The Ombudsman appoints Prison Investigators to visit prisons and other places of detention in New Zealand and to conduct investigations after complaints. The inspectors are entitled to interview anyone they choose, including prisoners and staff, who may be in a position to provide relevant information about the treatment of detainees, their access to health care and other conditions of detention. In 2012, the inspectors visited 70 places of detention, and made 24 formal inspections.[15]

From time to time, the Ombudsman also looks at systemic issues through “own motion” investigations. In 2011/12 the Ombudsmen completed a major investigation into the Provision, Access and Availability of Prisoner Health Services. The main issues identified in this report were deficiencies in the management of mentally unwell prisoners; concerns with the management of at risk (potentially suicidal) prisoners; inadequate resourcing of dental services; inadequate recording of requests to access health services, waiting times and health related complaints; and no process in place for external accreditation of any of the prison health services. Following the investigation, the Ombudsmen made 21 suggestions for Corrections to consider, and 31 specific recommendations for improvement.[16]

Legislative advocacy[edit]

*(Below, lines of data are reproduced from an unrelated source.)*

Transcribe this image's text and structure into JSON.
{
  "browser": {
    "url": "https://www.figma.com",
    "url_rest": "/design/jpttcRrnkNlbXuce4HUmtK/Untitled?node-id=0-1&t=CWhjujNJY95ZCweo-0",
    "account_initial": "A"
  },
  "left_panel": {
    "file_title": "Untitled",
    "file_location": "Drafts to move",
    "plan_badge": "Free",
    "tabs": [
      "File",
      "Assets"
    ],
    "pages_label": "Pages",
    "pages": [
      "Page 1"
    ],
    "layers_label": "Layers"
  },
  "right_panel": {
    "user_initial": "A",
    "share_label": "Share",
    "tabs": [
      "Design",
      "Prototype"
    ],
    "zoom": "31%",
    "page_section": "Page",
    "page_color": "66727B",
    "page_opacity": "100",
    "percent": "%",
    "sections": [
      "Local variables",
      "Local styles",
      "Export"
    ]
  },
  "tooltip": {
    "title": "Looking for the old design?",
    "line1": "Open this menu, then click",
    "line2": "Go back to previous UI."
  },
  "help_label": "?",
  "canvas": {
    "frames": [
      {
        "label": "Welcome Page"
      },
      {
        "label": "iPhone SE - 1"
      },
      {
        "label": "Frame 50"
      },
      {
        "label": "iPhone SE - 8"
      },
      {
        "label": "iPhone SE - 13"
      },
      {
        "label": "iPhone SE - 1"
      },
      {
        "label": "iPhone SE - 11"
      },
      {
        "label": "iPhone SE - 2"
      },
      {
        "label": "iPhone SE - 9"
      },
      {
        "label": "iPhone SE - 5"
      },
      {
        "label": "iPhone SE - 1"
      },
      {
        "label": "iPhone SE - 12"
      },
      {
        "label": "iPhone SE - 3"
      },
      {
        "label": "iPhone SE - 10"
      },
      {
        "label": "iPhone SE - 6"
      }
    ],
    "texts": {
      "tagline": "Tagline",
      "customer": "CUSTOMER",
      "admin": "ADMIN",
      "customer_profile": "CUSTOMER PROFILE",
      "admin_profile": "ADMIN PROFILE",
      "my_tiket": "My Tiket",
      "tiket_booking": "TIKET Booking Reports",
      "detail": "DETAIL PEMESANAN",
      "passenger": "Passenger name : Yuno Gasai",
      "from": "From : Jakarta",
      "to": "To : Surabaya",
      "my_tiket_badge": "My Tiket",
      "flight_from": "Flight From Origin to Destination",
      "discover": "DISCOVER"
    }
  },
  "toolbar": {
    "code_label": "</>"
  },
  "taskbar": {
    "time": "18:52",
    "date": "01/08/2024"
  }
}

From time to time the Ombudsman makes submissions to Parliament on proposed pieces of legislation. In 2010 a submission was made on the Law Commission's Issues Paper 18 "The Public’s Right to Know" in which the Ombudsman supported the Law Commission’s view that it would not be desirable to exclude certain classes or categories of information from the Ombudsman's jurisdiction. In 2012 the Ombudsman made submissions on the Mixed Ownership Model Bill. Clauses 6 and 7 of the Bill would remove Mixed Ownership companies from being subject to the Ombudsman Act (OA) and Official Information Act (OIA). The Ombudsman's submission said Mixed Ownership companies will still perform the same functions they currently perform, and the Crown as majority shareholder, would continue to have the determinative voice on all decisions - so it was 'highly desirable' that the OA and OIA should continue to apply to them.[17]

See also[edit]

References[edit]

  1. ^ a b c "History". Office of the Ombudsman. Retrieved 4 December 2012. 
  2. ^ "Past Ombudsmen". Office of the Ombudsman. Retrieved 4 December 2012. 
  3. ^ "Who is the Ombudsman?". Office of the Ombudsman. Retrieved 8 June 2013. 
  4. ^ Official information: Your right to know, Ministry of Justice website
  5. ^ FAQs, Official website of the Ombudsman
  6. ^ Bulging backlog creating a 'crisis' in Office of the Ombudsman, NZ Herald 15 February 2012
  7. ^ Top-level alarm over secrecy trend, NZ Herald 28 September 2012
  8. ^ Ombudsman criticises Education Ministry over school closure requests, NZ Herald 18 December 2012
  9. ^ Ombudsman to investigate OIA response
  10. ^ Listen to audio interview: Ex-govt lawyer's 'bury bad news' claim, New Zealand Herald, 19 Septemebr 2014
  11. ^ Ombudsman 'appalled' by ex-Customs lawyer's OIA allegations, NZ Herald, 19 December 2014
  12. ^ a b Protected disclosures/whistle-blowing, Official website of the Ombudsman
  13. ^ Whistleblower law little known, Radio New Zealand 26 November 2012
  14. ^ Monitoring places of detention, Official website of the Ombudsman
  15. ^ Ombudsman's Annual Report 2012, p 6.
  16. ^ Ombudsman's Annual Report 2012, p 23-24.
  17. ^ Submission of the Ombudsmen on the Mixed Ownership Model Bill (13 April 2012), para 3

External links[edit]